She asked in the interview, the only South Asian woman, amidst three white people, “How I develop my multicultural lens while working with people from various backgrounds.”
I froze. My white guilt-turned dissociative haze of a brain would not work for me on cue, on command. What was the right answer? I went to my index of all the ways I had clinically helped people from the non-dominant experience, the books I read, the conferences I attended. I rattled them off. At once I knew I was both inadequate and a fake. This is not the answer I wanted to hear myself saying nor could I guess it was the answer she wanted either.
What I really wanted to say:
I sit with not knowing shit. I am at times humbled by not knowing. The gauze of racial superiority and the fortress of privilege does not allow me to see all this. Privilege wants me to not see, but instead to glare, to strain my sight past the wrongs. My privilege wants to justify, deny, minimize. But when I admit I don’t know anything, the wrongs are right by my side and even inside of me. I sit with all the wrongs.. And this is where it hurts the most for us white folks. To sit and for an instant, feel it.
I sit in the shit of not knowing anything about the other person’s experience, even if I’ve read the books and have gone to the conferences and have done a lot of unlearning, relearning, ally work, multicultural competence trainings. I still don’t know anything really. This is where my most humble self emerges if only for a wee moment. All I know is I know I don’t know, even if my ego thinks it knows. It’s just a way of comforting me out of the guilt and the pain. And the sense of separation. Sometimes, admittedly we don't want to feel that bad. Who does? I don't like the feeling of discomfort, but quite frankly, I wouldn't want to feel any other way.
I also admittedly and importantly sit in self-love, because if I do not embrace my own cultural roots -- the bad and the ugly and the sweet and the sublime --I am not doing anybody any good.

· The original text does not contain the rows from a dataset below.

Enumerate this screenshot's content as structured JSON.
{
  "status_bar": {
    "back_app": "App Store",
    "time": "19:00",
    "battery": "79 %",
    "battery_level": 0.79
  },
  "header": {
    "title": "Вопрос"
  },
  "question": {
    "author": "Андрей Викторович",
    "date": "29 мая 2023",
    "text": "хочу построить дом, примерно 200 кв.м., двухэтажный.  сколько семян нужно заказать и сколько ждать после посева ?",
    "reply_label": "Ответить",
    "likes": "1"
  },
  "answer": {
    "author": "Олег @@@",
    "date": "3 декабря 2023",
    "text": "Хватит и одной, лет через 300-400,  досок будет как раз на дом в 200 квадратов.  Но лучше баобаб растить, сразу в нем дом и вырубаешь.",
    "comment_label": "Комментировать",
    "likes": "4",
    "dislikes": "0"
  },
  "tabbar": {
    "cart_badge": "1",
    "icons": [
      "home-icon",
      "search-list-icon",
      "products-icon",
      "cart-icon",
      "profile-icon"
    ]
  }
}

I need to be self-loving in order to be the best ally I can be. In order to model self-love for others and keep my heart open.
This clearly was my only answer.